#### YOUR INSTRUCTIONS
Each line that includes "Network" must be copied from the records.

══════════

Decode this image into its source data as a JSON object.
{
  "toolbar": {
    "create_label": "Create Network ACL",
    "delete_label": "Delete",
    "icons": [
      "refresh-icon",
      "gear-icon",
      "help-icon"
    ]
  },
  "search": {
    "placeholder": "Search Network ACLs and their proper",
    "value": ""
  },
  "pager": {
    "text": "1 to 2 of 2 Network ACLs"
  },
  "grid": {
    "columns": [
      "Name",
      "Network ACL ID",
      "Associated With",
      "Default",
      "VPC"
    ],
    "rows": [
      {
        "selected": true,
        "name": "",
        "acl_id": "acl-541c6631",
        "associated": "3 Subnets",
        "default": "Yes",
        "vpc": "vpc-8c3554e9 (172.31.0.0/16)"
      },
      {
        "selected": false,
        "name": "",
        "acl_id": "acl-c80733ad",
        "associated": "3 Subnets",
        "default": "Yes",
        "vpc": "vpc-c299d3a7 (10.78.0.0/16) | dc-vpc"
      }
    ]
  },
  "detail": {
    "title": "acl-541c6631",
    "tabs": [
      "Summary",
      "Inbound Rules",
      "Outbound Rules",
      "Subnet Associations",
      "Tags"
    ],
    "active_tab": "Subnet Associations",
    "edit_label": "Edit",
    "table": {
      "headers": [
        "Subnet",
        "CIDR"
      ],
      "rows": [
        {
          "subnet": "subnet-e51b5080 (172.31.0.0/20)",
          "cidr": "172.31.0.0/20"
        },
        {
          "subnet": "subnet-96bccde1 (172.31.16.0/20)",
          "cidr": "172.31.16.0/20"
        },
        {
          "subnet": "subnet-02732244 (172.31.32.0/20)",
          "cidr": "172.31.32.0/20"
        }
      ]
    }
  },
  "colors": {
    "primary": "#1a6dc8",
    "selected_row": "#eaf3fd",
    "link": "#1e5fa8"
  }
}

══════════

#### RESPONSE AREA
    "create_label": "Create Network ACL",
    "placeholder": "Search Network ACLs and their proper",
    "text": "1 to 2 of 2 Network ACLs"
      "Network ACL ID",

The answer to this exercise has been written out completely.